Ladies and gentlemen,
There are, however, many other challenges for oil markets, such as: the prospects for the global economy; excessive speculation and the role of financial markets; the impact of geopolitics; advances in technology and their impacts on exploration and production; policy uncertainties in a number of leading producing and consuming countries; and environmental and sustainable development concerns.
Allow me to share with you our views and perspectives with regard to a major topical issue of our time – climate change. It obviously has the potential to impact energy demand, the overall energy mix and the future economy of oil.
Let me stress that OPEC not only welcomed the Paris Agreement on climate change from COP 21 and its early enforcement toward the end of 2016. Our Member Countries played an important role in reaching the Agreement – and they will also play a role in its implementation.
All 13 OPEC Member Countries have signed the Agreement and all are in the process of ratifying it.
I should also highlight here that I visited Bonn in October 2016 to meet with Patricia Espinosa, Executive Secretary of the UN Framework Convention on Climate Change (UNFCCC), to enhance cooperation between the UNFCCC and OPEC. This collaboration is a new and positive development that was welcomed by the UNFCCC.
It is vital, however, to remember that the implementation of the Paris Agreement should continue to be guided by the principles and provisions that were provided for in the UNFCCC. The unique situation of developing countries, in particular, should be given the priority it deserves, including those developing countries dependent on oil.
In terms of the energy mix, we can expect to see a further shift towards renewables in the coming decades. Let me stress that OPEC is greatly supportive of the development of renewables. Many of our countries have vast sources of solar and wind, and significant investments are being made in these fields.
Of course, we also acknowledge the challenges of emissions that come from burning fossil fuels. In this regard, we recognize the need to use energy efficiently and to continually look to develop and adopt cleaner energy technologies, such as carbon capture and storage and many others in the future. I am a believer that solutions can be found in technologies that reduce and ultimately eliminate these emissions. In this regard, I welcome coordinated action with the industry and through various research and development platforms.
Ladies and gentlemen,
We remain optimistic about a sustainable future for oil. We believe it will continue to play a central role in helping provide heat, light and mobility to billions of people across the world, and we believe it will continue to help drive the economies and the diversification of our Member Countries.
The focus needs to be on sustainable oil market stability. It is the concern that links us all.

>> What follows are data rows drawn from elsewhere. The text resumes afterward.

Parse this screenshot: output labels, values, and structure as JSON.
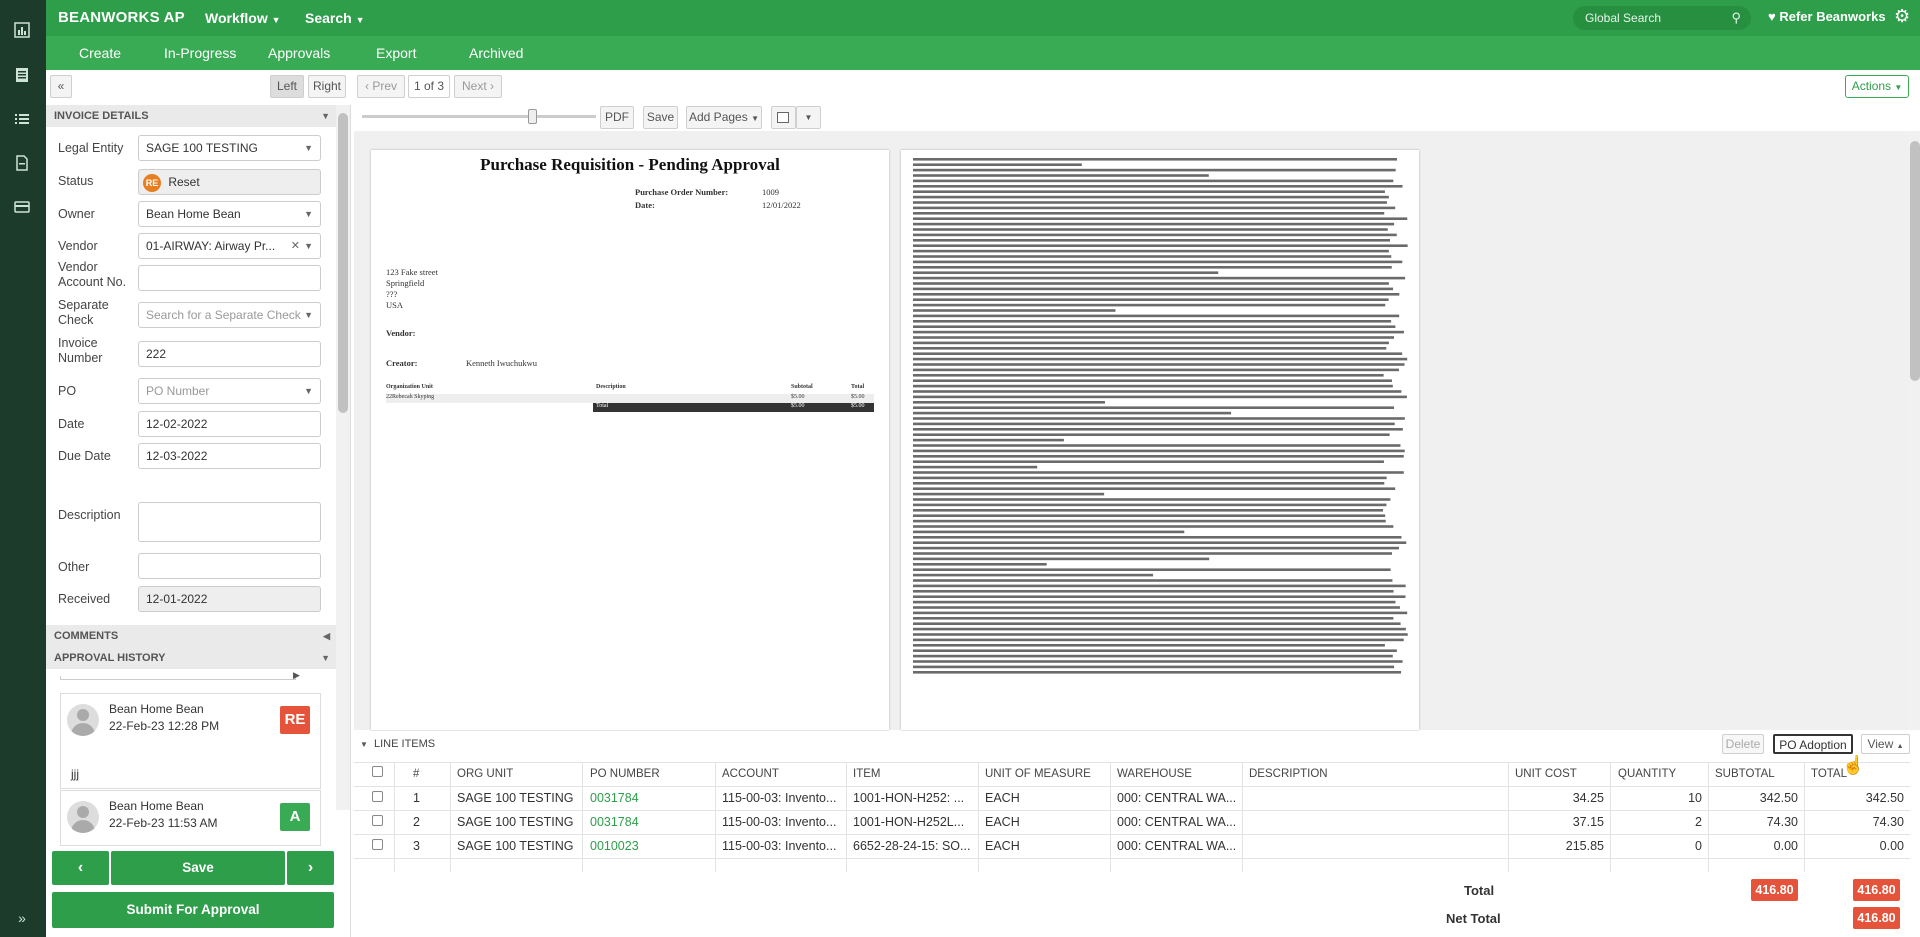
{
  "app": {
    "brand": "BEANWORKS AP",
    "menu": [
      "Workflow",
      "Search"
    ],
    "global_search_placeholder": "Global Search",
    "refer_label": "Refer Beanworks"
  },
  "subnav": [
    "Create",
    "In-Progress",
    "Approvals",
    "Export",
    "Archived"
  ],
  "toolbar": {
    "collapse": "«",
    "left": "Left",
    "right": "Right",
    "prev": "‹ Prev",
    "pager": "1 of 3",
    "next": "Next ›",
    "pdf": "PDF",
    "save": "Save",
    "add_pages": "Add Pages",
    "actions": "Actions"
  },
  "invoice_details": {
    "header": "INVOICE DETAILS",
    "fields": {
      "legal_entity": {
        "label": "Legal Entity",
        "value": "SAGE 100 TESTING"
      },
      "status": {
        "label": "Status",
        "value": "Reset",
        "badge": "RE"
      },
      "owner": {
        "label": "Owner",
        "value": "Bean Home Bean"
      },
      "vendor": {
        "label": "Vendor",
        "value": "01-AIRWAY: Airway Pr..."
      },
      "vendor_account": {
        "label": "Vendor Account No.",
        "value": ""
      },
      "separate_check": {
        "label": "Separate Check",
        "placeholder": "Search for a Separate Check"
      },
      "invoice_number": {
        "label": "Invoice Number",
        "value": "222"
      },
      "po": {
        "label": "PO",
        "placeholder": "PO Number"
      },
      "date": {
        "label": "Date",
        "value": "12-02-2022"
      },
      "due_date": {
        "label": "Due Date",
        "value": "12-03-2022"
      },
      "description": {
        "label": "Description",
        "value": ""
      },
      "other": {
        "label": "Other",
        "value": ""
      },
      "received": {
        "label": "Received",
        "value": "12-01-2022"
      }
    }
  },
  "comments_header": "COMMENTS",
  "approval_history": {
    "header": "APPROVAL HISTORY",
    "entries": [
      {
        "name": "Bean Home Bean",
        "time": "22-Feb-23 12:28 PM",
        "badge": "RE",
        "note": "jjj",
        "color": "#e5533a"
      },
      {
        "name": "Bean Home Bean",
        "time": "22-Feb-23 11:53 AM",
        "badge": "A",
        "note": "",
        "color": "#3aab55"
      }
    ]
  },
  "actions_bottom": {
    "save": "Save",
    "submit": "Submit For Approval"
  },
  "document": {
    "title": "Purchase Requisition - Pending Approval",
    "po_number_label": "Purchase Order Number:",
    "po_number": "1009",
    "date_label": "Date:",
    "date": "12/01/2022",
    "address": [
      "123 Fake street",
      "Springfield",
      "???",
      "USA"
    ],
    "vendor_label": "Vendor:",
    "creator_label": "Creator:",
    "creator": "Kenneth Iwuchukwu",
    "table_headers": [
      "Organization Unit",
      "Description",
      "Subtotal",
      "Total"
    ],
    "table_row": [
      "22Rebecah Skyping",
      "",
      "$5.00",
      "$5.00"
    ],
    "total_label": "Total",
    "total_sub": "$5.00",
    "total": "$5.00"
  },
  "line_items": {
    "header": "LINE ITEMS",
    "buttons": {
      "delete": "Delete",
      "po_adoption": "PO Adoption",
      "view": "View"
    },
    "columns": [
      "#",
      "ORG UNIT",
      "PO NUMBER",
      "ACCOUNT",
      "ITEM",
      "UNIT OF MEASURE",
      "WAREHOUSE",
      "DESCRIPTION",
      "UNIT COST",
      "QUANTITY",
      "SUBTOTAL",
      "TOTAL"
    ],
    "rows": [
      {
        "n": "1",
        "org": "SAGE 100 TESTING",
        "po": "0031784",
        "account": "115-00-03: Invento...",
        "item": "1001-HON-H252: ...",
        "uom": "EACH",
        "warehouse": "000: CENTRAL WA...",
        "desc": "",
        "unit_cost": "34.25",
        "qty": "10",
        "subtotal": "342.50",
        "total": "342.50"
      },
      {
        "n": "2",
        "org": "SAGE 100 TESTING",
        "po": "0031784",
        "account": "115-00-03: Invento...",
        "item": "1001-HON-H252L...",
        "uom": "EACH",
        "warehouse": "000: CENTRAL WA...",
        "desc": "",
        "unit_cost": "37.15",
        "qty": "2",
        "subtotal": "74.30",
        "total": "74.30"
      },
      {
        "n": "3",
        "org": "SAGE 100 TESTING",
        "po": "0010023",
        "account": "115-00-03: Invento...",
        "item": "6652-28-24-15: SO...",
        "uom": "EACH",
        "warehouse": "000: CENTRAL WA...",
        "desc": "",
        "unit_cost": "215.85",
        "qty": "0",
        "subtotal": "0.00",
        "total": "0.00"
      }
    ],
    "total_label": "Total",
    "total_sub": "416.80",
    "total": "416.80",
    "net_total_label": "Net Total",
    "net_total": "416.80"
  },
  "colors": {
    "brand_green": "#2e9e4b",
    "red": "#e5533a"
  }
}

Stability is vital for security of supply and security of demand, which are in turn both vital to stable investments and future capacity expansion. This is beneficial to both producers and consumers.

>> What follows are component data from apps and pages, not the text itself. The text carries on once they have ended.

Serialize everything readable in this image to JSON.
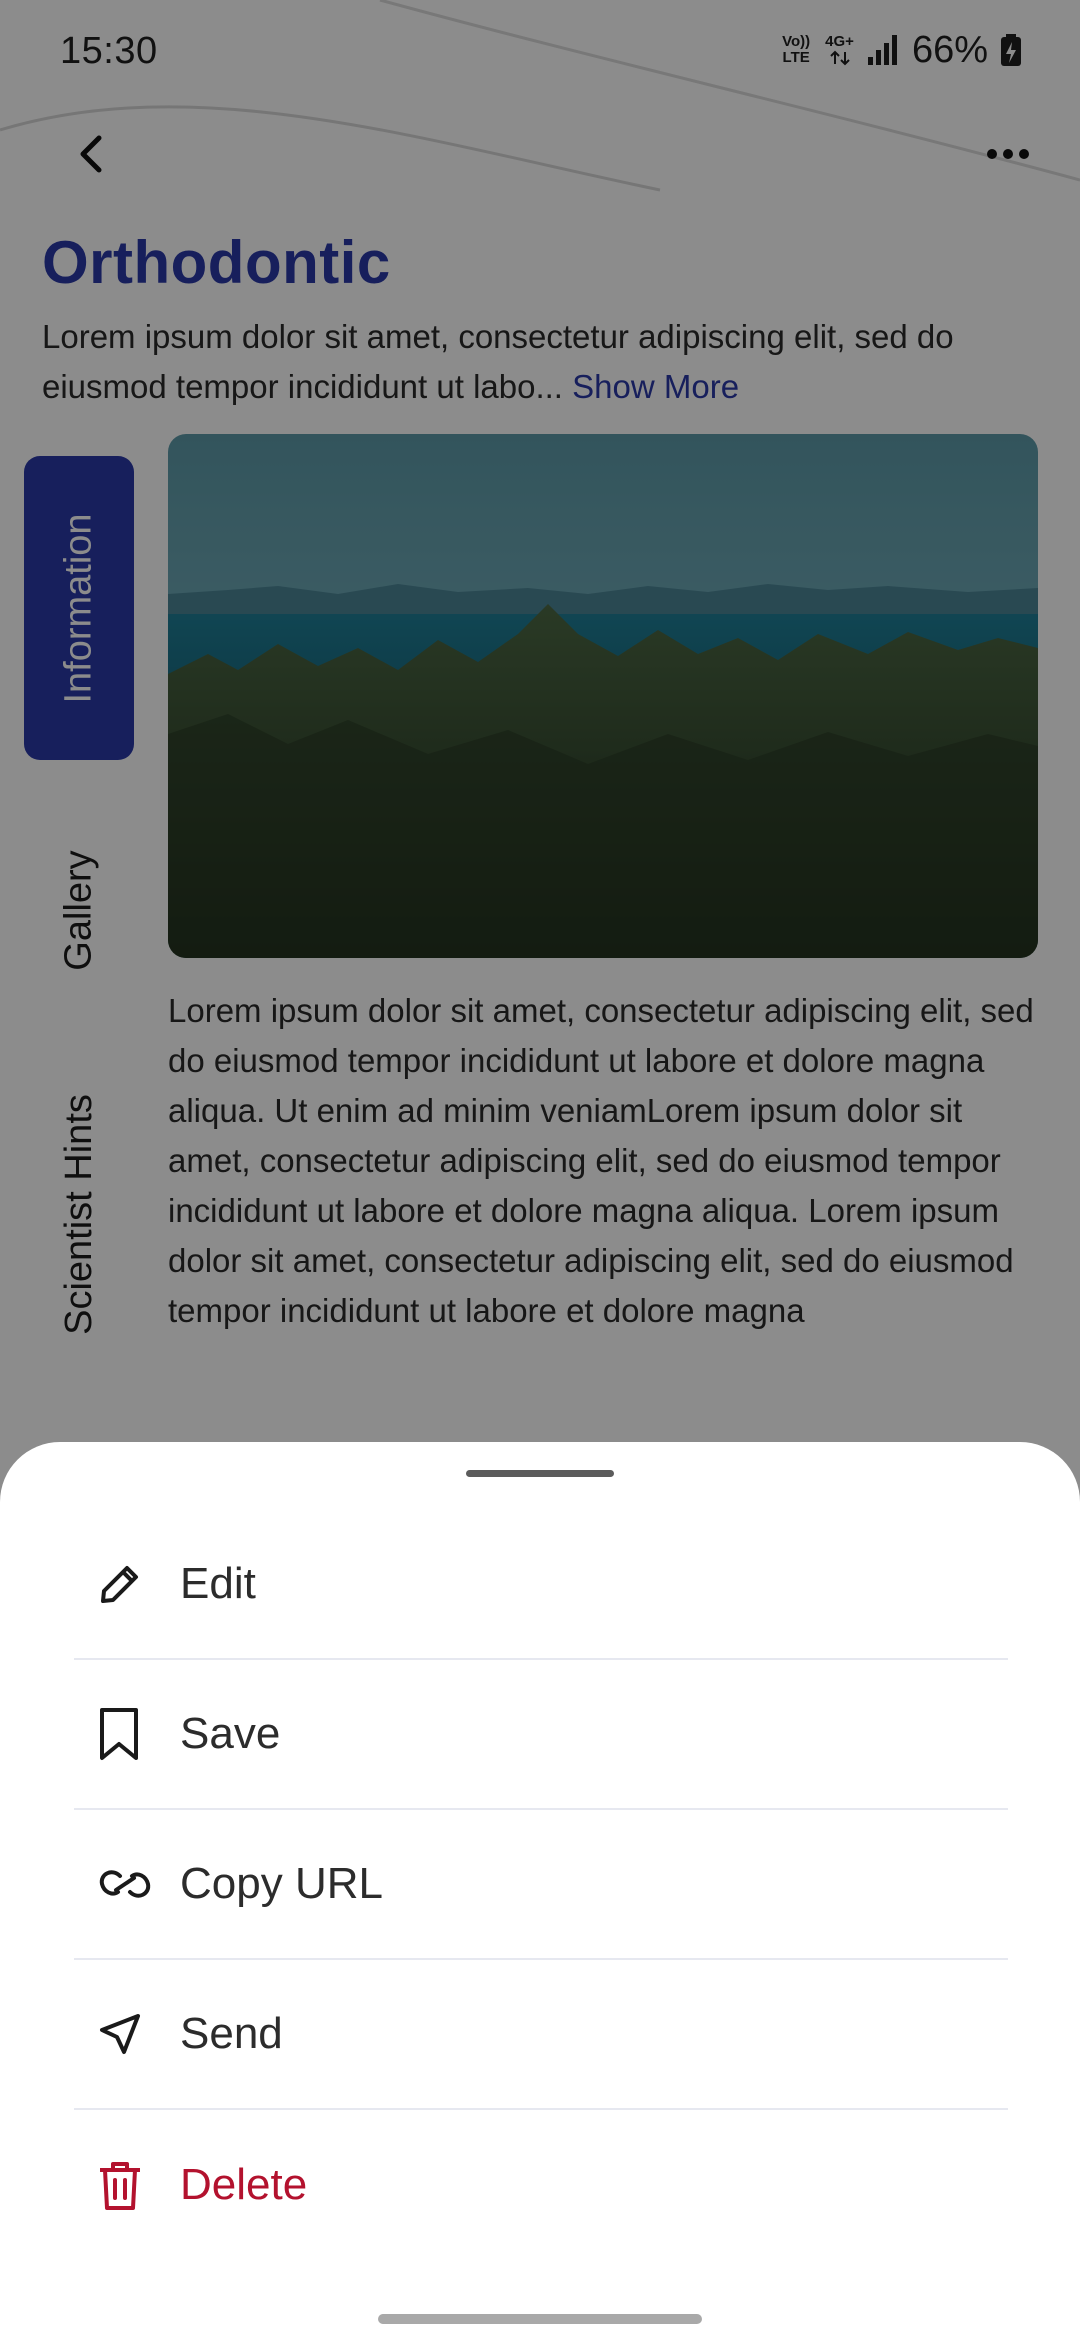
{
  "status_bar": {
    "time": "15:30",
    "network_badge_top": "Vo)) LTE",
    "network_badge_type": "4G+",
    "battery_percent": "66%"
  },
  "header": {
    "back_icon": "chevron-left-icon",
    "more_icon": "more-horizontal-icon"
  },
  "page": {
    "title": "Orthodontic",
    "intro_text": "Lorem ipsum dolor sit amet, consectetur adipiscing elit, sed do eiusmod tempor incididunt ut labo...",
    "show_more_label": "Show More",
    "tabs": [
      {
        "label": "Information",
        "active": true
      },
      {
        "label": "Gallery",
        "active": false
      },
      {
        "label": "Scientist Hints",
        "active": false
      }
    ],
    "body_text": "Lorem ipsum dolor sit amet, consectetur adipiscing elit, sed do eiusmod tempor incididunt ut labore et dolore magna aliqua. Ut enim ad minim veniamLorem ipsum dolor sit amet, consectetur adipiscing elit, sed do eiusmod tempor incididunt ut labore et dolore magna aliqua. Lorem ipsum dolor sit amet, consectetur adipiscing elit, sed do eiusmod tempor incididunt ut labore et dolore magna"
  },
  "sheet": {
    "items": [
      {
        "label": "Edit",
        "icon": "pencil-icon"
      },
      {
        "label": "Save",
        "icon": "bookmark-icon"
      },
      {
        "label": "Copy URL",
        "icon": "link-icon"
      },
      {
        "label": "Send",
        "icon": "send-icon"
      },
      {
        "label": "Delete",
        "icon": "trash-icon",
        "danger": true
      }
    ]
  },
  "colors": {
    "primary": "#2b3aa8",
    "danger": "#b3122e",
    "scrim": "rgba(0,0,0,0.45)"
  }
}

To put it simply: oil market stability is one of the central pillars of a well-functioning global economy.
Thank you for your attention.